I’ve seen a lot of highways in Thailand. Highway medians are sodded with manilagrass (Zoysia matrella) as a matter of course (more about the cost of that below). I’ve seen some impressive vistas of this work in past years, but for safety reasons haven’t been able to get any photos.
On February 28, I took Wana—a fine-bladed putting green type manilagrass—rhizomes and cut to a two node length. Then I planted these cut rhizomes, each with two tiny plants on them, in the center of sand-filled pots.

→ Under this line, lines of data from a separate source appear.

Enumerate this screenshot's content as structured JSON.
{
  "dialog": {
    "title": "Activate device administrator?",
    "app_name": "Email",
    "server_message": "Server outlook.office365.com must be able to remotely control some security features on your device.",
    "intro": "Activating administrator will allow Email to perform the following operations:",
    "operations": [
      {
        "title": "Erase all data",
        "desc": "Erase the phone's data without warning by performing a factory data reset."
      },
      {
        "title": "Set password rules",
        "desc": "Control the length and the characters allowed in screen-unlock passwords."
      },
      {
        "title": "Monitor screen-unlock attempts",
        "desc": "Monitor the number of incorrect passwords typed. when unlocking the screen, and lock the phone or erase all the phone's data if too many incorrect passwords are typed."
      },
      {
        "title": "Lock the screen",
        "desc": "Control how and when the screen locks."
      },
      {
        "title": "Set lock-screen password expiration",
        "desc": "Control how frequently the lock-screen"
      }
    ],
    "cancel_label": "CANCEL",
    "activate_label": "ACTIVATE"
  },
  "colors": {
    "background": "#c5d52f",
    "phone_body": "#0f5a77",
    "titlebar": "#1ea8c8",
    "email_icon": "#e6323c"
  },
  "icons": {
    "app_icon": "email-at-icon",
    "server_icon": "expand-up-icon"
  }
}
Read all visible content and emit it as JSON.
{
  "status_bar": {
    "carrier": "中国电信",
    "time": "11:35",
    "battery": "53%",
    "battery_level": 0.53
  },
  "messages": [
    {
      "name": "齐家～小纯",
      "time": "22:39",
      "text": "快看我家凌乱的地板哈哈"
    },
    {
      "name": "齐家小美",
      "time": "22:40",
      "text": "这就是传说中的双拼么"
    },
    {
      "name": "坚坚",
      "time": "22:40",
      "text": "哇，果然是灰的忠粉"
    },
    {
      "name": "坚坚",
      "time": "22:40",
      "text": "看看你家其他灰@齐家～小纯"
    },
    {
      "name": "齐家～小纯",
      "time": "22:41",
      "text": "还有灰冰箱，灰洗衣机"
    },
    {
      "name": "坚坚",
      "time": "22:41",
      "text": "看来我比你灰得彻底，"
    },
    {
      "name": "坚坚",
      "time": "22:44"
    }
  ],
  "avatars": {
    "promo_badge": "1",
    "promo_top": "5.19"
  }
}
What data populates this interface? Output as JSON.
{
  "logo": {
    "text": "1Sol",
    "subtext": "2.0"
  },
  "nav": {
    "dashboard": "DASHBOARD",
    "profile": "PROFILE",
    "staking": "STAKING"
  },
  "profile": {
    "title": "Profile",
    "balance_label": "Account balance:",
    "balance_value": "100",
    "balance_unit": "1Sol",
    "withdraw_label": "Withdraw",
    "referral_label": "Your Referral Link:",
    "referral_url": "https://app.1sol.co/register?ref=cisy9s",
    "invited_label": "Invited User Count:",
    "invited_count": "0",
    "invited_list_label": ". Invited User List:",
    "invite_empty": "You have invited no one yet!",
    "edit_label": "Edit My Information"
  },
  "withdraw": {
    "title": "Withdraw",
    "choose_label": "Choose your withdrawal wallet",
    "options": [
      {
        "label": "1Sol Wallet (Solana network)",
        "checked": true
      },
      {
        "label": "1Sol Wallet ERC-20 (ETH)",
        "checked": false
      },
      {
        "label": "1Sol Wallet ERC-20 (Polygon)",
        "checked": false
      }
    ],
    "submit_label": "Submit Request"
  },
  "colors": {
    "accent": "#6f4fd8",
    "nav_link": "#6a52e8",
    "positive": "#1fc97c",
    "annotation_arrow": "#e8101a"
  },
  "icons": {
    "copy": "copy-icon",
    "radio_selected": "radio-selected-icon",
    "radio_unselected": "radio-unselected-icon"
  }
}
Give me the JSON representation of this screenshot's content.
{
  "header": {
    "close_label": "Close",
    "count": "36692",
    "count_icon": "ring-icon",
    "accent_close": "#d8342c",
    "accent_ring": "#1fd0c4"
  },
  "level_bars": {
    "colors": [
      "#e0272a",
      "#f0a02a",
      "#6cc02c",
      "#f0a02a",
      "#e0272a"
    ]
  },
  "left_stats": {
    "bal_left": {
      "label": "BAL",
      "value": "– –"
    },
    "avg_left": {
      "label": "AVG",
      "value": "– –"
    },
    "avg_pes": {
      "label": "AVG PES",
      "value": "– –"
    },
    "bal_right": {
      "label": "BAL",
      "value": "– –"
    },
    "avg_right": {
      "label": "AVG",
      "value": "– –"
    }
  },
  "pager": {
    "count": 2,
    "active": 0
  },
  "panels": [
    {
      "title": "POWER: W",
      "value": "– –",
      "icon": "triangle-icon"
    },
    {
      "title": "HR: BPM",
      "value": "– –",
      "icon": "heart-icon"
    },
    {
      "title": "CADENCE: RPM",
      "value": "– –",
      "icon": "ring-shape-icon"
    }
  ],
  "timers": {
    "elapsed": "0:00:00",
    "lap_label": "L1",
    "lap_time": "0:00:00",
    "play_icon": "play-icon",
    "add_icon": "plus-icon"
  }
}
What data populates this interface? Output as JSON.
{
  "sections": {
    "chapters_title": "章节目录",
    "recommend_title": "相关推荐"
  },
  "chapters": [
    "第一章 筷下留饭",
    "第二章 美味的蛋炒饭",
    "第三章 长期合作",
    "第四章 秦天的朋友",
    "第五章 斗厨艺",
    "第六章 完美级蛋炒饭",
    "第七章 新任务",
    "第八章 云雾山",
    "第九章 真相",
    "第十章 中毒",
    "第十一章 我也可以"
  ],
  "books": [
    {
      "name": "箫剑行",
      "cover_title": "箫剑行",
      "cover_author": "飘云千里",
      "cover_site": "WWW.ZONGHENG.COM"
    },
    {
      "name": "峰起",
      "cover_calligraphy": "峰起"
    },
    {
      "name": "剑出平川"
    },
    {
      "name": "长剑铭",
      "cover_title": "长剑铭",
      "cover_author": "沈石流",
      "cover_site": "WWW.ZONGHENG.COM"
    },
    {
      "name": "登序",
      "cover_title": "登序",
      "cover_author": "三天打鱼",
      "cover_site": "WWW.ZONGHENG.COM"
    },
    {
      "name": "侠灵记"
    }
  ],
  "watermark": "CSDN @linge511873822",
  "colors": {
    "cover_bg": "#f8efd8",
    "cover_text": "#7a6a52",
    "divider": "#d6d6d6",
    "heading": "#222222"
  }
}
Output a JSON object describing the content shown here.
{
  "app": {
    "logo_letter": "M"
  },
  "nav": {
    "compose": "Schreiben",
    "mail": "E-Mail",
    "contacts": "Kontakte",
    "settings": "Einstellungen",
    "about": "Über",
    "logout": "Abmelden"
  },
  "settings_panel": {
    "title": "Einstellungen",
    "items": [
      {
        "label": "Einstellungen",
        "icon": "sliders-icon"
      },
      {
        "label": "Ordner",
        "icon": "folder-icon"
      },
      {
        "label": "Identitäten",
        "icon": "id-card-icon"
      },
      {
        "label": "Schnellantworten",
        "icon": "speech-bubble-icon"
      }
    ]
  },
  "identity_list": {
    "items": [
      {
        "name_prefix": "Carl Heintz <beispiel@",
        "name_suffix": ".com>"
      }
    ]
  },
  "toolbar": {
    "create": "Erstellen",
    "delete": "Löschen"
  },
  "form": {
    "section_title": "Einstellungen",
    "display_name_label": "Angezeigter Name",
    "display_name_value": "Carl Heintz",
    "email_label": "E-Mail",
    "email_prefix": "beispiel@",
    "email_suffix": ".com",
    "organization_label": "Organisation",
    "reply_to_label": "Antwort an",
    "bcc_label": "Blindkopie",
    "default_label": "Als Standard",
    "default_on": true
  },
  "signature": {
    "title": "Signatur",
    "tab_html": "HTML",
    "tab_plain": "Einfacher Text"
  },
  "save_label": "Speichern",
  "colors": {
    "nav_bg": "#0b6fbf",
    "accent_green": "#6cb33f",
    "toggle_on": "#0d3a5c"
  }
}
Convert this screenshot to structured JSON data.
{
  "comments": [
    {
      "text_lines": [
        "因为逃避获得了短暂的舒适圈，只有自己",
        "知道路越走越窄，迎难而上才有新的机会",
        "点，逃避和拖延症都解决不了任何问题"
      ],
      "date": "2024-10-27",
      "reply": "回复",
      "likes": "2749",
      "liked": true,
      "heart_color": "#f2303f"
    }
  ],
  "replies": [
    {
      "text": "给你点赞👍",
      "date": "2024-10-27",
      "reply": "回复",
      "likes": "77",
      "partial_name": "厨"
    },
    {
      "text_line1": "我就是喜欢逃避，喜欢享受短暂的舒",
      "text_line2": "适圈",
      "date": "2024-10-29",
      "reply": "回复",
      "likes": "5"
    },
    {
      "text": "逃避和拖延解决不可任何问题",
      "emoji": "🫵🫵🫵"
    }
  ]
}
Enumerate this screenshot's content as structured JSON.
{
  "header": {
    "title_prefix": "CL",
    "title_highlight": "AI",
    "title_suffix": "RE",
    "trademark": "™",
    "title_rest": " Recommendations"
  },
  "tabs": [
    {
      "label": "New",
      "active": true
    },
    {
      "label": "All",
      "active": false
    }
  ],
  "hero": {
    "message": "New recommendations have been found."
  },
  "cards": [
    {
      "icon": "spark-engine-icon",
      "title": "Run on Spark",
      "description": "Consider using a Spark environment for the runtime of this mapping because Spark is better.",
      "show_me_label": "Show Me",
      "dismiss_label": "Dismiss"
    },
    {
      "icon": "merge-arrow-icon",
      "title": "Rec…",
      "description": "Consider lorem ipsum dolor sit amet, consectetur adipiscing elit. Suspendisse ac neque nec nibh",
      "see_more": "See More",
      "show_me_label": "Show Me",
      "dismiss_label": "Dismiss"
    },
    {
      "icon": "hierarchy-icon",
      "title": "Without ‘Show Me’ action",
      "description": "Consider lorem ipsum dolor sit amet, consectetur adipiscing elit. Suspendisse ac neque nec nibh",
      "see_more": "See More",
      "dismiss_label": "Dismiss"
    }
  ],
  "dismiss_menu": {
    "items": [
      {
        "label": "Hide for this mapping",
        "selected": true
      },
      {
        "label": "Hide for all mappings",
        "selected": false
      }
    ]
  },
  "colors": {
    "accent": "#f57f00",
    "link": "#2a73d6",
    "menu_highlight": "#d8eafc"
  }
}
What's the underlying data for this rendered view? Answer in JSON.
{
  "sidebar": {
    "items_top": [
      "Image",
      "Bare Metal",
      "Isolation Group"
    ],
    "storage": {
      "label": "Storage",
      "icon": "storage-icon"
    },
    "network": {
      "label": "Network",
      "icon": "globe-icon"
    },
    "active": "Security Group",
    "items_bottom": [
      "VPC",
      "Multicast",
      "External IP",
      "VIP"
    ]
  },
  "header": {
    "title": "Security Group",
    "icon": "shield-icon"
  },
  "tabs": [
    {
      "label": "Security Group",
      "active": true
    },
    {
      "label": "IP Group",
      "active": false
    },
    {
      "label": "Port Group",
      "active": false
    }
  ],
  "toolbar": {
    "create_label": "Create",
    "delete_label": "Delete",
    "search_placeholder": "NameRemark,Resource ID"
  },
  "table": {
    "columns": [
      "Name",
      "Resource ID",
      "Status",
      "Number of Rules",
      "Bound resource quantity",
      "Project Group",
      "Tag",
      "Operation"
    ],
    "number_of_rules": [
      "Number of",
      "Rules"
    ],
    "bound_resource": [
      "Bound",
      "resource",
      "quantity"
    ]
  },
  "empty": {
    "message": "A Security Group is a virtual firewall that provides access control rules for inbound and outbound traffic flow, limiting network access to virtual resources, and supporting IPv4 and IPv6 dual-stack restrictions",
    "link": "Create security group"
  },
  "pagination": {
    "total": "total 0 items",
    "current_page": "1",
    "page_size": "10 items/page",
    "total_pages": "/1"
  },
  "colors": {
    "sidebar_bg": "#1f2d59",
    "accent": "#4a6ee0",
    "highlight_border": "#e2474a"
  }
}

On February 28, 2020, I cut some Wana manilagrass rhizomes to a two node length and planted those two node rhizomes in four sand-filled pots. After eight days, I applied the first fertilizer treatment.
One of the things I’ve noticed when growing grasses in pots is the striking difference between aboveground stolons produced by bermudagrass, and underground rhizomes produced by zoysiagrass.
These grasses were grown in pots and fertilized with N, P, and K.
Have you ever seen patches like this on Zoysia turf?
Maybe the early stages of an intense large patch outbreak, or elephant’s footprint (Rhizoctonia cerealis) that got out of control? Way out of control?
I was talking with a golf course designer recently, and he mentioned that “zoysia starts to look pretty attractive because of its lower water use.” That led to a long conversation about how incorrect that statement is.